If you are updating from a UCS 2.4 domain you already have a topology for your domain in place. When migrating to Samba 4 you should think of where you need Samba 4 domain controllers and about the separation of data and domain services.
Samba 4/AD inter site replication and logins are distributed over the different domain controllers in a round robin fashion. If you are having distributed branches this means that your login might travel from one branch office to another unless you are using sites. A Site should therefore be a well connected set of servers and clients like a head branch office. Small branche offices should be connected to bigger ones and share their domain controller. It is planned that UCS 3.0-2 will support site configurations.
Number of Domain Controller
For a Samba 4 deployment you might want to keep the number of domain controllers at a reasonably low number. For most cases a single DC should be sufficient. To limit the number of replications between the DCs it is also strongly advisable to move file and print services to a dedicated Member Server. Please keep in mind that at least for your primary installation a DC Backup with Samba 4 should be used to provide redundancy.
Preparing a Test Environment
After reviewing the domain and planning the update it should be tested in a separate test environment. Apart from your the systems crucial to your business you should also include all servers and sample clients, as well as the crucial software found during the review.
Testing the Update
UCS 3 Update
If you are not running an UCS 3 domain the first step is to update all your systems to the latest UCS 3.x-x release and ensure that the latest errata updates are installed. Please refer to the update guide, handbook and changelog for detailed instructions. After updating you should test whether all your applications are still operational. If you are planning to split the update into multiple steps, this would be a safe place to stop.
Salting the Kerberos Keys
After the update of all systems to UCS 3 it is nesseceary to salt your Kerberos keys as advised in the release notes. This can be achieved by calling the script
For the Samba update please follow your preferred way for the update in our update guide.
During the initial initialization the join script might run into an error condition. If so it should give you advice on how to resolve them.
To retry the update it may be necessary to ensure that Samba4 has not taken over the standard LDAP port from OpenLDAP yet. The following commands ensure that OpenLDAP runs on the standard port:
/etc/init.d/samba4 stop ucr set slapd/port="389,7389" slapd/port/ldaps="636,7636" /etc/init.d/slapd restart
After checking everything, the update process may be started by running
Testing your Systems
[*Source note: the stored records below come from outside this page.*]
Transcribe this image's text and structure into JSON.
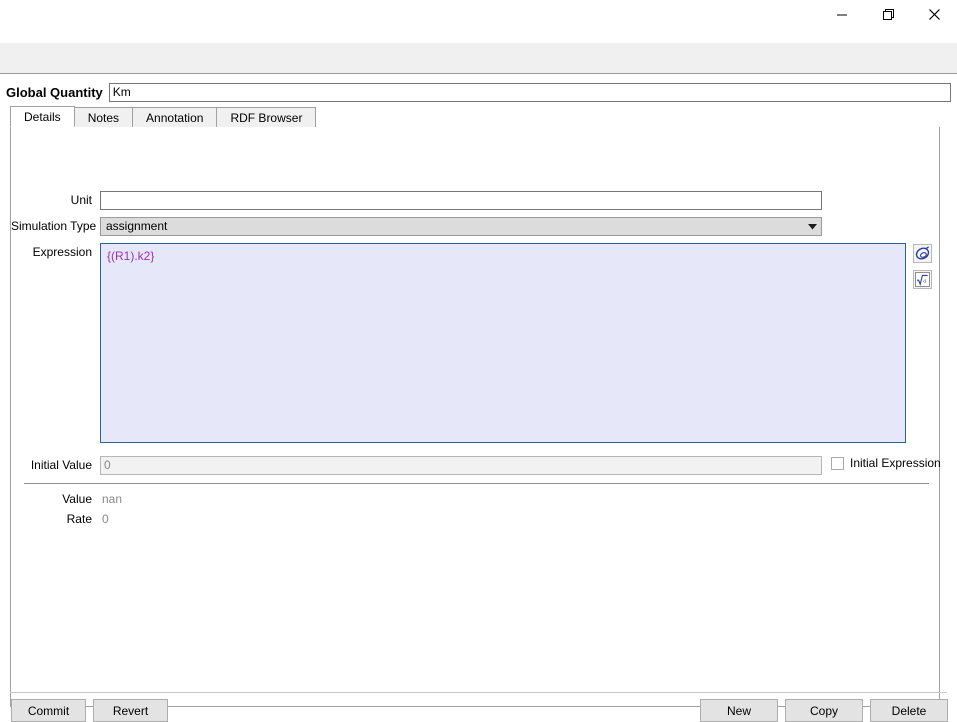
{
  "window": {
    "controls": [
      {
        "name": "minimize",
        "glyph": "minimize-icon"
      },
      {
        "name": "restore",
        "glyph": "restore-icon"
      },
      {
        "name": "close",
        "glyph": "close-icon"
      }
    ]
  },
  "header": {
    "label": "Global Quantity",
    "name_value": "Km",
    "name_placeholder": ""
  },
  "tabs": [
    {
      "label": "Details",
      "active": true
    },
    {
      "label": "Notes",
      "active": false
    },
    {
      "label": "Annotation",
      "active": false
    },
    {
      "label": "RDF Browser",
      "active": false
    }
  ],
  "details": {
    "unit": {
      "label": "Unit",
      "value": "",
      "placeholder": ""
    },
    "simulation_type": {
      "label": "Simulation Type",
      "value": "assignment"
    },
    "expression": {
      "label": "Expression",
      "value": "{(R1).k2}",
      "text_color": "#9b33b0",
      "background": "#e7e7fa",
      "border_color": "#2a6496"
    },
    "expression_tools": [
      {
        "name": "object-browser-icon",
        "tooltip": ""
      },
      {
        "name": "math-function-icon",
        "tooltip": ""
      }
    ],
    "initial_value": {
      "label": "Initial Value",
      "value": "0"
    },
    "initial_expression": {
      "label": "Initial Expression",
      "checked": false
    },
    "value": {
      "label": "Value",
      "value": "nan"
    },
    "rate": {
      "label": "Rate",
      "value": "0"
    }
  },
  "buttons": {
    "left": [
      {
        "label": "Commit",
        "name": "commit-button"
      },
      {
        "label": "Revert",
        "name": "revert-button"
      }
    ],
    "right": [
      {
        "label": "New",
        "name": "new-button"
      },
      {
        "label": "Copy",
        "name": "copy-button"
      },
      {
        "label": "Delete",
        "name": "delete-button"
      }
    ]
  }
}
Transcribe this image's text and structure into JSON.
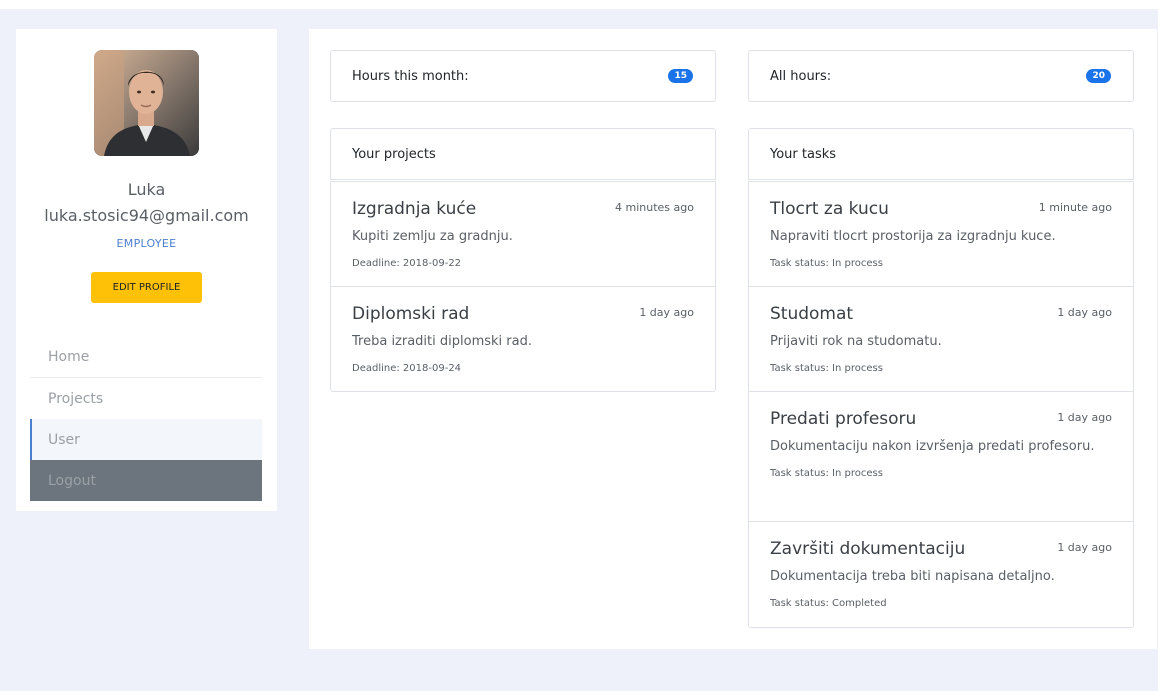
{
  "profile": {
    "name": "Luka",
    "email": "luka.stosic94@gmail.com",
    "role": "EMPLOYEE",
    "edit_label": "EDIT PROFILE"
  },
  "nav": {
    "home": "Home",
    "projects": "Projects",
    "user": "User",
    "logout": "Logout"
  },
  "stats": {
    "month_label": "Hours this month:",
    "month_value": "15",
    "all_label": "All hours:",
    "all_value": "20"
  },
  "projects": {
    "header": "Your projects",
    "items": [
      {
        "title": "Izgradnja kuće",
        "time": "4 minutes ago",
        "desc": "Kupiti zemlju za gradnju.",
        "meta": "Deadline: 2018-09-22"
      },
      {
        "title": "Diplomski rad",
        "time": "1 day ago",
        "desc": "Treba izraditi diplomski rad.",
        "meta": "Deadline: 2018-09-24"
      }
    ]
  },
  "tasks": {
    "header": "Your tasks",
    "items": [
      {
        "title": "Tlocrt za kucu",
        "time": "1 minute ago",
        "desc": "Napraviti tlocrt prostorija za izgradnju kuce.",
        "meta": "Task status: In process"
      },
      {
        "title": "Studomat",
        "time": "1 day ago",
        "desc": "Prijaviti rok na studomatu.",
        "meta": "Task status: In process"
      },
      {
        "title": "Predati profesoru",
        "time": "1 day ago",
        "desc": "Dokumentaciju nakon izvršenja predati profesoru.",
        "meta": "Task status: In process"
      },
      {
        "title": "Završiti dokumentaciju",
        "time": "1 day ago",
        "desc": "Dokumentacija treba biti napisana detaljno.",
        "meta": "Task status: Completed"
      }
    ]
  },
  "colors": {
    "accent": "#1a73e8",
    "warning": "#ffc107",
    "role": "#4d7fcf",
    "logout_bg": "#6c757d"
  }
}
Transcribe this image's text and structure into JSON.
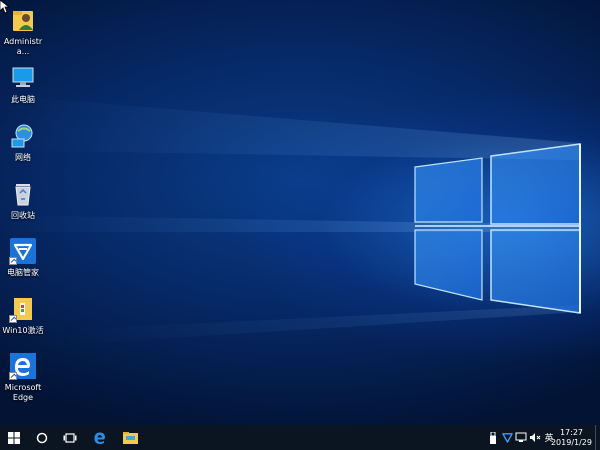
{
  "desktop": {
    "icons": [
      {
        "label": "Administra...",
        "icon": "user-folder-icon"
      },
      {
        "label": "此电脑",
        "icon": "computer-icon"
      },
      {
        "label": "网络",
        "icon": "network-icon"
      },
      {
        "label": "回收站",
        "icon": "recycle-bin-icon"
      },
      {
        "label": "电脑管家",
        "icon": "pc-manager-shield-icon"
      },
      {
        "label": "Win10激活",
        "icon": "activation-folder-icon"
      },
      {
        "label": "Microsoft Edge",
        "icon": "edge-icon"
      }
    ]
  },
  "taskbar": {
    "apps": [
      "windows-start-icon",
      "cortana-search-icon",
      "task-view-icon",
      "edge-icon",
      "file-explorer-icon"
    ],
    "tray": {
      "language": "英",
      "time": "17:27",
      "date": "2019/1/29"
    }
  },
  "colors": {
    "wallpaper_dark": "#021334",
    "wallpaper_glow": "#288cff",
    "taskbar": "#0b1522",
    "edge_blue": "#1a73d9"
  }
}
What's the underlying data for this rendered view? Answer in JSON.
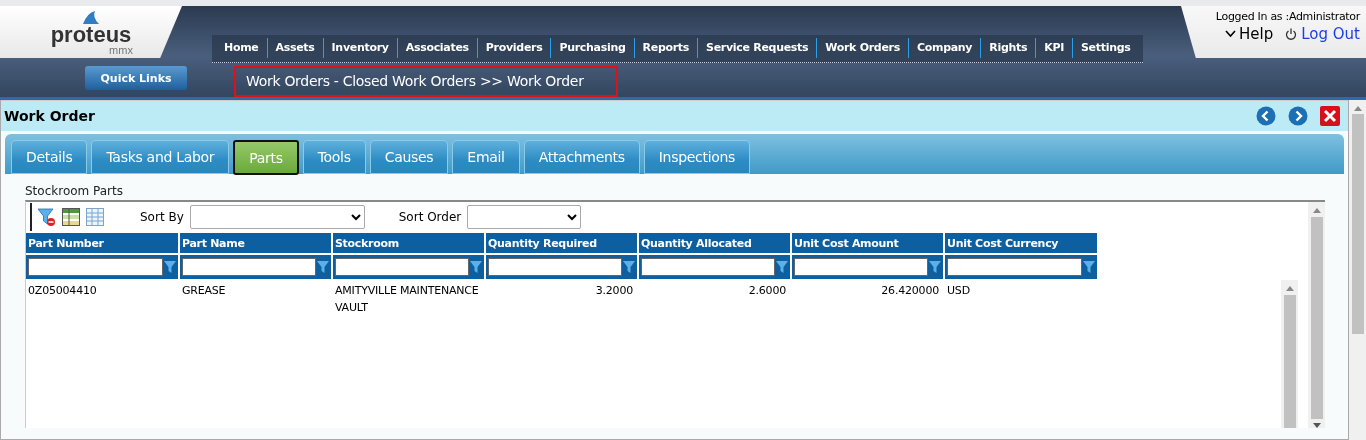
{
  "header": {
    "logo_text": "proteus",
    "logo_subtext": "mmx",
    "nav": [
      "Home",
      "Assets",
      "Inventory",
      "Associates",
      "Providers",
      "Purchasing",
      "Reports",
      "Service Requests",
      "Work Orders",
      "Company",
      "Rights",
      "KPI",
      "Settings"
    ],
    "quick_links": "Quick Links",
    "breadcrumb": "Work Orders - Closed Work Orders >> Work Order",
    "user": "Logged In as :Administrator",
    "help": "Help",
    "logout": "Log Out"
  },
  "panel": {
    "title": "Work Order",
    "tabs": [
      {
        "label": "Details",
        "selected": false
      },
      {
        "label": "Tasks and Labor",
        "selected": false
      },
      {
        "label": "Parts",
        "selected": true
      },
      {
        "label": "Tools",
        "selected": false
      },
      {
        "label": "Causes",
        "selected": false
      },
      {
        "label": "Email",
        "selected": false
      },
      {
        "label": "Attachments",
        "selected": false
      },
      {
        "label": "Inspections",
        "selected": false
      }
    ],
    "section_title": "Stockroom Parts",
    "sort_by_label": "Sort By",
    "sort_order_label": "Sort Order",
    "columns": [
      {
        "label": "Part Number",
        "kind": "text"
      },
      {
        "label": "Part Name",
        "kind": "text"
      },
      {
        "label": "Stockroom",
        "kind": "text"
      },
      {
        "label": "Quantity Required",
        "kind": "number"
      },
      {
        "label": "Quantity Allocated",
        "kind": "number"
      },
      {
        "label": "Unit Cost Amount",
        "kind": "number"
      },
      {
        "label": "Unit Cost Currency",
        "kind": "text"
      }
    ],
    "rows": [
      {
        "cells": [
          "0Z05004410",
          "GREASE",
          "AMITYVILLE MAINTENANCE VAULT",
          "3.2000",
          "2.6000",
          "26.420000",
          "USD"
        ]
      }
    ]
  }
}
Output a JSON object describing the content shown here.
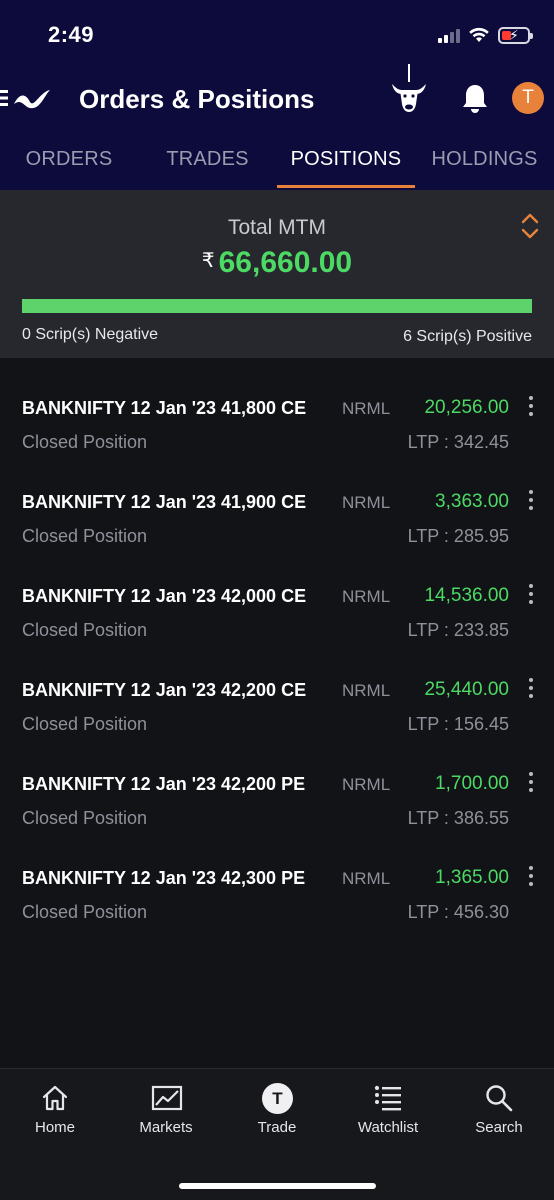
{
  "status_bar": {
    "time": "2:49",
    "battery_bolt": "⚡"
  },
  "header": {
    "title": "Orders & Positions",
    "avatar_initial": "T",
    "icons": [
      "menu-logo-icon",
      "bull-icon",
      "bell-icon"
    ]
  },
  "tabs": [
    {
      "label": "ORDERS"
    },
    {
      "label": "TRADES"
    },
    {
      "label": "POSITIONS"
    },
    {
      "label": "HOLDINGS"
    }
  ],
  "active_tab": "POSITIONS",
  "summary": {
    "label": "Total MTM",
    "currency": "₹",
    "value": "66,660.00",
    "negative_text": "0 Scrip(s) Negative",
    "positive_text": "6 Scrip(s) Positive",
    "positive_fraction": 1.0
  },
  "positions": [
    {
      "name": "BANKNIFTY 12 Jan '23 41,800 CE",
      "product": "NRML",
      "pnl": "20,256.00",
      "status": "Closed Position",
      "ltp": "LTP : 342.45"
    },
    {
      "name": "BANKNIFTY 12 Jan '23 41,900 CE",
      "product": "NRML",
      "pnl": "3,363.00",
      "status": "Closed Position",
      "ltp": "LTP : 285.95"
    },
    {
      "name": "BANKNIFTY 12 Jan '23 42,000 CE",
      "product": "NRML",
      "pnl": "14,536.00",
      "status": "Closed Position",
      "ltp": "LTP : 233.85"
    },
    {
      "name": "BANKNIFTY 12 Jan '23 42,200 CE",
      "product": "NRML",
      "pnl": "25,440.00",
      "status": "Closed Position",
      "ltp": "LTP : 156.45"
    },
    {
      "name": "BANKNIFTY 12 Jan '23 42,200 PE",
      "product": "NRML",
      "pnl": "1,700.00",
      "status": "Closed Position",
      "ltp": "LTP : 386.55"
    },
    {
      "name": "BANKNIFTY 12 Jan '23 42,300 PE",
      "product": "NRML",
      "pnl": "1,365.00",
      "status": "Closed Position",
      "ltp": "LTP : 456.30"
    }
  ],
  "bottom_nav": [
    {
      "label": "Home",
      "icon": "home-icon"
    },
    {
      "label": "Markets",
      "icon": "chart-icon"
    },
    {
      "label": "Trade",
      "icon": "trade-icon",
      "glyph": "T"
    },
    {
      "label": "Watchlist",
      "icon": "list-icon"
    },
    {
      "label": "Search",
      "icon": "search-icon"
    }
  ],
  "colors": {
    "header_bg": "#0c0b3b",
    "accent": "#e8823b",
    "positive": "#4cd964",
    "panel_bg": "#27282d",
    "body_bg": "#121317"
  }
}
After updating please test the login for both users and Administrators on all operating systems. You should also test changing the password on both UCS and Windows as well as through the UMC.
After you have ensured that you can login to all systems continue with assuring the functionality of the operation critical software identified during the review phase.
Once you have completed all tests and are reasonable sure that all your software will continue to function you can update your system. During the update it is a good idea to test the basic functions like LDAP, DNS and Kerberos after each of the three steps.
If you are doing an in-place update which should be done outside of the regular hours of business operation, switch on a few Micosoft Windows clients after the update. This way you can first ensure that everything worked as planned, before facing the challenge to rejoin all your clients in case the update went wrong.
Post Update Tasks
Once the update is completed you have to (re)start all your Microsoft Windows systems to allow them to reconfigure themselves to operation in an AD-domain. While this will happen for all clients once the work day starts, you might have to schedule it for the servers.